Senate leader Phil Berger, R-Rockingham, House Speaker Tim Moore, R-Randolph, Rep. Craig Horn, R-Union, and Sen. Chad Barefoot, R-Wake presented the legislative fix during a Thursday, Feb. 8, press conference.

The press conference took place leading into a fiery meeting of the joint legislative appropriations committee, in which the Atlantic Coast Pipeline was discussed.

The proposed resolution comes as a conference committee substitute to House Bill 90 and gives school officials more time to prepare for class reductions. School administrators would have another year for planning before they are required to phase in class size reductions. In addition, the provision allocates over $60 million for art, music, and physical education teachers.

School districts will get $250 million in additional recurring funds by the 2021-22 school year to fund additional enhancement teachers.

The House and Senate could vote on the provision by Friday.

“We’re committed to lowering class sizes logically, reasonably, and in good time,” Horn said.

Barefoot said the research shows lower class sizes improve academic performance. Barefoot added this plan should have bipartisan support.

In addition to addressing the class size mandate, the conference committee substitute also proposes additional funding to expand the NC Pre-K program. The provision proposes more than $82 million for the 2019-20 fiscal year and $91 million for the 2020-21 fiscal year and each subsequent fiscal year.
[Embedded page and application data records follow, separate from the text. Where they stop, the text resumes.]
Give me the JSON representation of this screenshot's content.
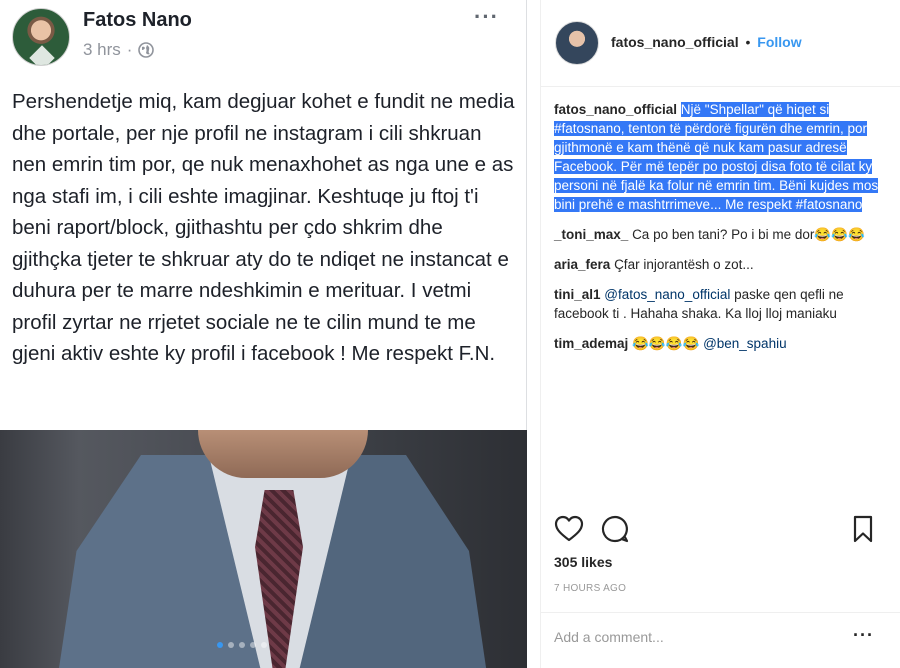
{
  "facebook": {
    "author": "Fatos Nano",
    "time": "3 hrs",
    "dot": "·",
    "more": "···",
    "text": "Pershendetje miq, kam degjuar kohet e fundit ne media dhe portale, per nje profil ne instagram i cili shkruan nen emrin tim por, qe nuk menaxhohet as nga une e as nga stafi im, i cili eshte imagjinar. Keshtuqe ju ftoj t'i beni raport/block, gjithashtu per çdo shkrim dhe gjithçka tjeter te shkruar aty do te ndiqet ne instancat e duhura per te marre ndeshkimin e merituar. I vetmi profil zyrtar ne rrjetet sociale ne te cilin mund te me gjeni aktiv eshte ky profil i facebook ! Me respekt F.N.",
    "photo_dots": 5,
    "active_dot": 0
  },
  "instagram": {
    "handle": "fatos_nano_official",
    "separator": "•",
    "follow": "Follow",
    "caption_user": "fatos_nano_official",
    "caption": "Një \"Shpellar\" që hiqet si #fatosnano, tenton të përdorë figurën dhe emrin, por gjithmonë e kam thënë që nuk kam pasur adresë Facebook. Për më tepër po postoj disa foto të cilat ky personi në fjalë ka folur në emrin tim. Bëni kujdes mos bini prehë e mashtrrimeve... Me respekt #fatosnano",
    "comments": [
      {
        "user": "_toni_max_",
        "text": "Ca po ben tani? Po i bi me dor😂😂😂"
      },
      {
        "user": "aria_fera",
        "text": "Çfar injorantësh o zot..."
      },
      {
        "user": "tini_al1",
        "mention": "@fatos_nano_official",
        "text": " paske qen qefli ne facebook ti . Hahaha shaka. Ka lloj lloj maniaku"
      },
      {
        "user": "tim_ademaj",
        "text": "😂😂😂😂 ",
        "mention": "@ben_spahiu"
      }
    ],
    "likes": "305 likes",
    "time": "7 HOURS AGO",
    "add_comment_placeholder": "Add a comment...",
    "more": "···",
    "colors": {
      "link": "#3897f0",
      "highlight": "#3478f6"
    }
  }
}
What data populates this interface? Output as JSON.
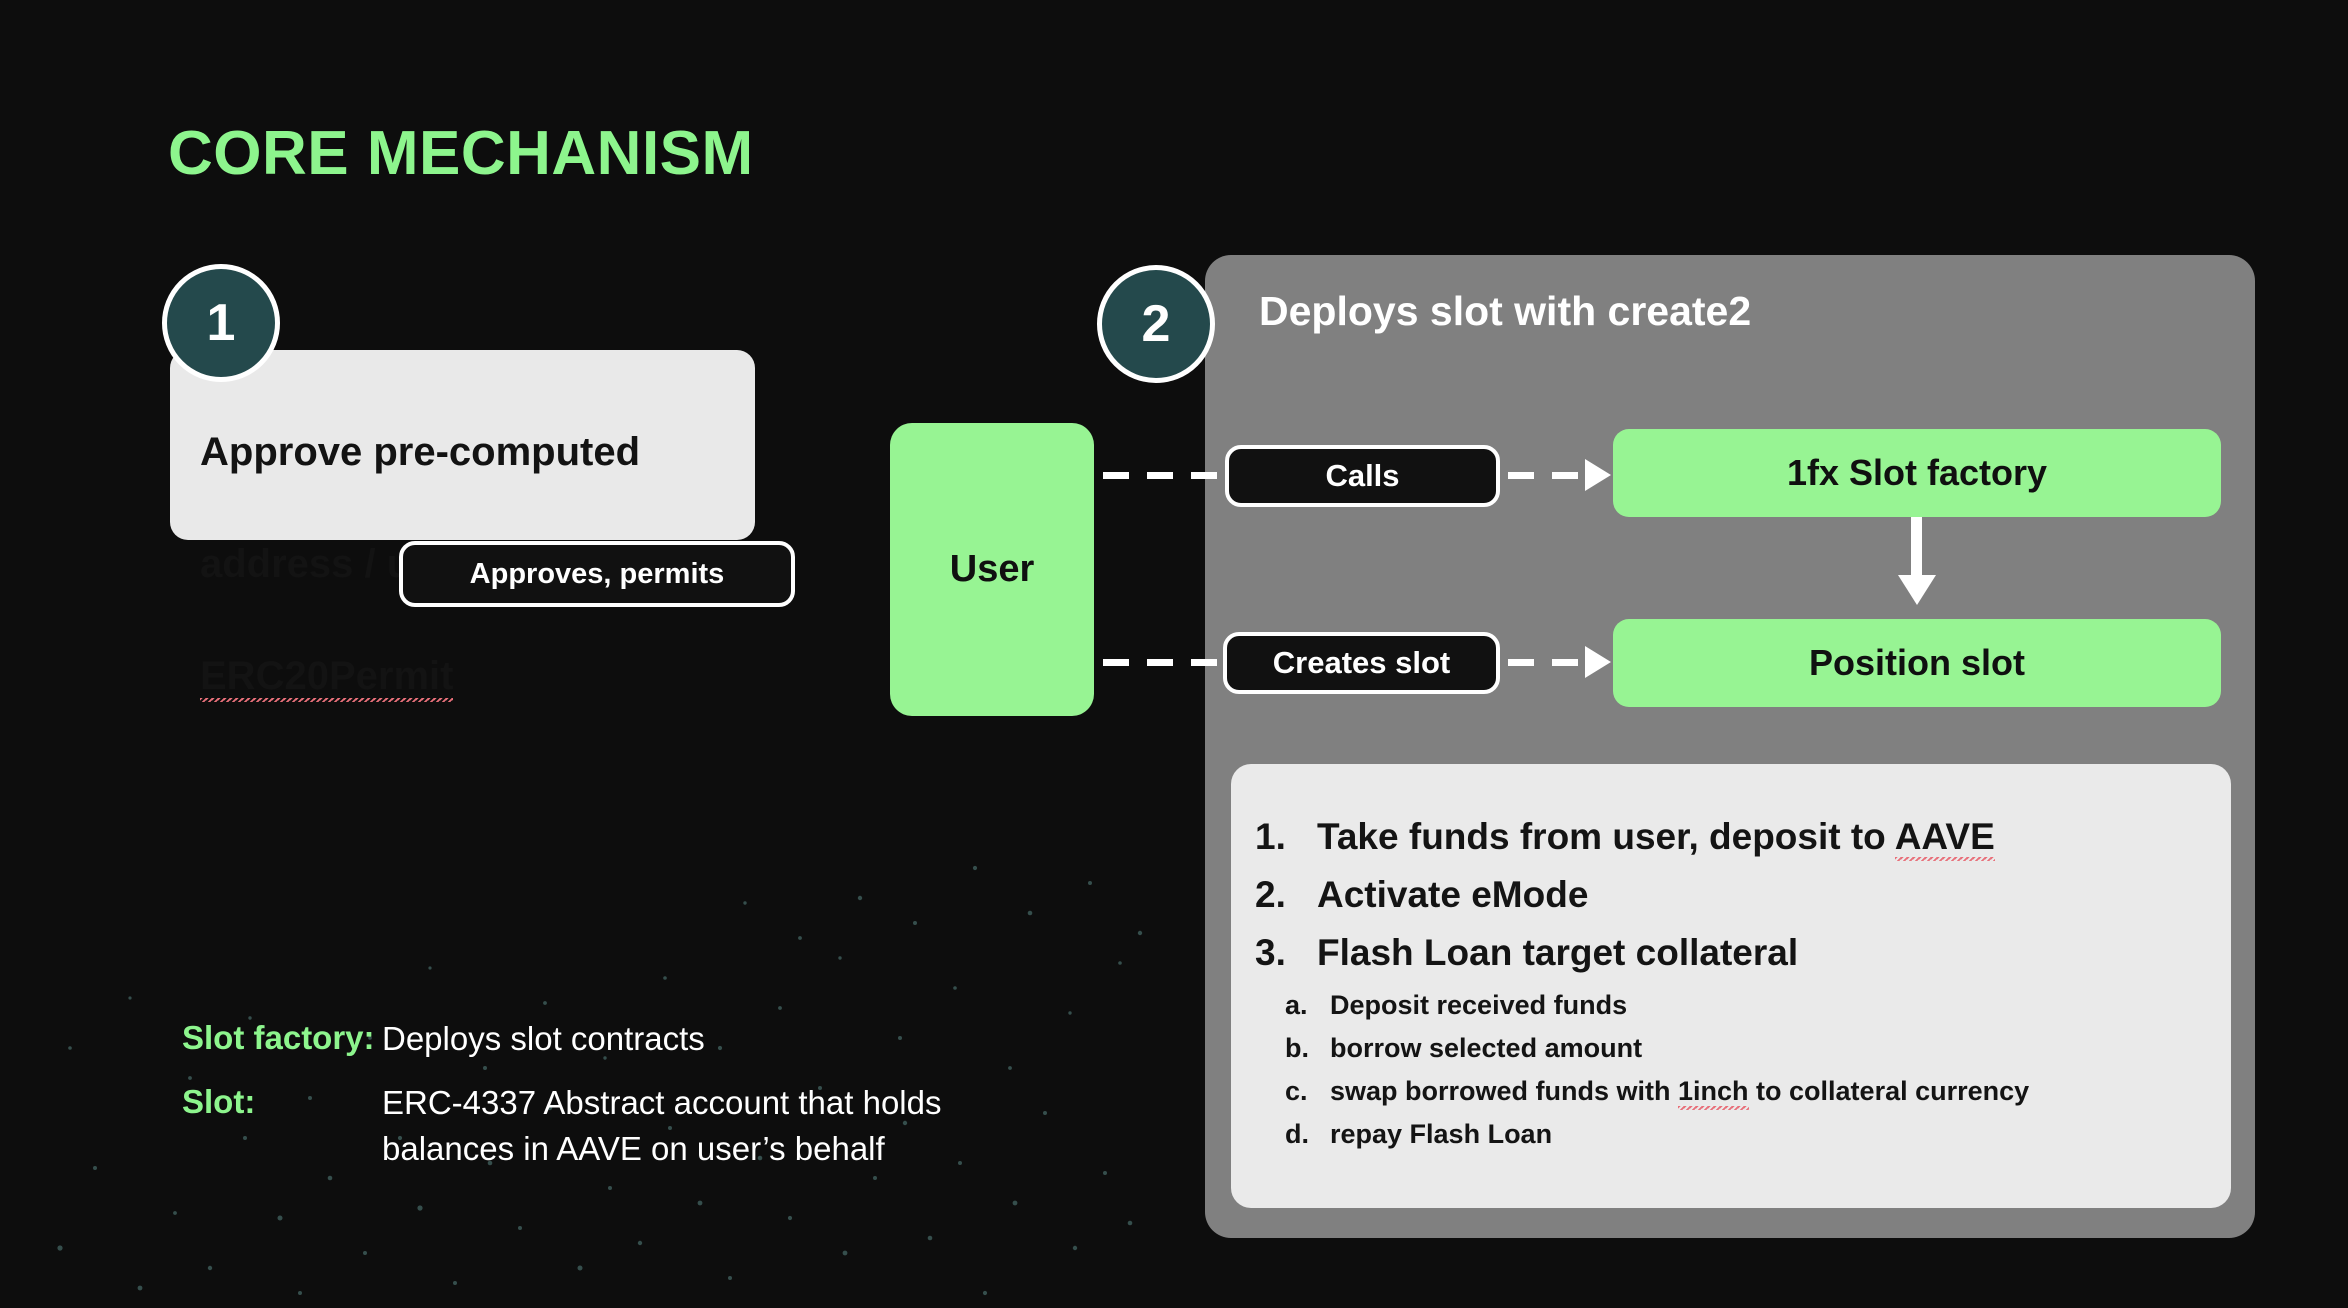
{
  "slide": {
    "title": "CORE MECHANISM",
    "background_color": "#0d0d0d",
    "accent_color": "#8df58d",
    "panel_color": "#808080",
    "box_green": "#97f493",
    "badge_color": "#24494c"
  },
  "step1": {
    "badge": "1",
    "text_line1": "Approve pre-computed",
    "text_line2": "address / uses",
    "text_line3": "ERC20Permit",
    "pill_label": "Approves, permits"
  },
  "step2": {
    "badge": "2",
    "title": "Deploys slot with create2",
    "user_box": "User",
    "pill_calls": "Calls",
    "pill_creates": "Creates slot",
    "box_factory": "1fx Slot factory",
    "box_position": "Position slot",
    "steps": [
      {
        "marker": "1.",
        "text": "Take funds from user, deposit to AAVE"
      },
      {
        "marker": "2.",
        "text": "Activate eMode"
      },
      {
        "marker": "3.",
        "text": "Flash Loan target collateral"
      }
    ],
    "substeps": [
      {
        "marker": "a.",
        "text": "Deposit received funds"
      },
      {
        "marker": "b.",
        "text": "borrow selected amount"
      },
      {
        "marker": "c.",
        "text": "swap borrowed funds with 1inch to collateral currency"
      },
      {
        "marker": "d.",
        "text": "repay Flash Loan"
      }
    ]
  },
  "legend": [
    {
      "key": "Slot factory:",
      "value": "Deploys slot contracts"
    },
    {
      "key": "Slot:",
      "value": "ERC-4337 Abstract account that holds balances in AAVE on user’s behalf"
    }
  ]
}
Horn said expanding the early education program helps to ensure all children can read proficiently by the third grade. He expressed concern that many children are not prepared to start school.